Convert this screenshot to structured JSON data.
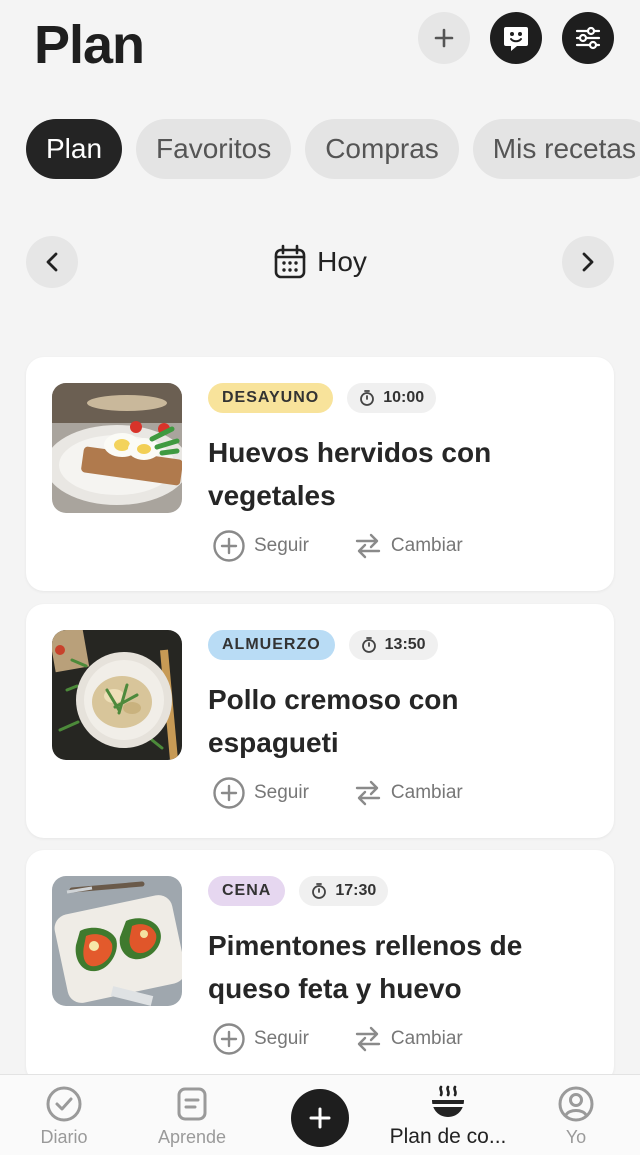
{
  "header": {
    "title": "Plan",
    "add_icon": "plus-icon",
    "chat_icon": "chat-bot-icon",
    "filter_icon": "sliders-icon"
  },
  "tabs": [
    {
      "label": "Plan",
      "active": true
    },
    {
      "label": "Favoritos",
      "active": false
    },
    {
      "label": "Compras",
      "active": false
    },
    {
      "label": "Mis recetas",
      "active": false
    }
  ],
  "date_nav": {
    "label": "Hoy",
    "icon": "calendar-icon"
  },
  "meals": [
    {
      "type": "DESAYUNO",
      "type_color": "#f8e39b",
      "time": "10:00",
      "title": "Huevos hervidos con vegetales",
      "follow_label": "Seguir",
      "change_label": "Cambiar"
    },
    {
      "type": "ALMUERZO",
      "type_color": "#b9dcf5",
      "time": "13:50",
      "title": "Pollo cremoso con espagueti",
      "follow_label": "Seguir",
      "change_label": "Cambiar"
    },
    {
      "type": "CENA",
      "type_color": "#e6d7f0",
      "time": "17:30",
      "title": "Pimentones rellenos de queso feta y huevo",
      "follow_label": "Seguir",
      "change_label": "Cambiar"
    }
  ],
  "bottom_nav": {
    "items": [
      {
        "label": "Diario",
        "icon": "check-circle-icon"
      },
      {
        "label": "Aprende",
        "icon": "note-icon"
      },
      {
        "label": "Plan de co...",
        "icon": "bowl-icon",
        "active": true
      },
      {
        "label": "Yo",
        "icon": "user-circle-icon"
      }
    ],
    "center_icon": "plus-icon"
  }
}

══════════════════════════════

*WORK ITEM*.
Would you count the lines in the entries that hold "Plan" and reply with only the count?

*ANSWER AREA*.
3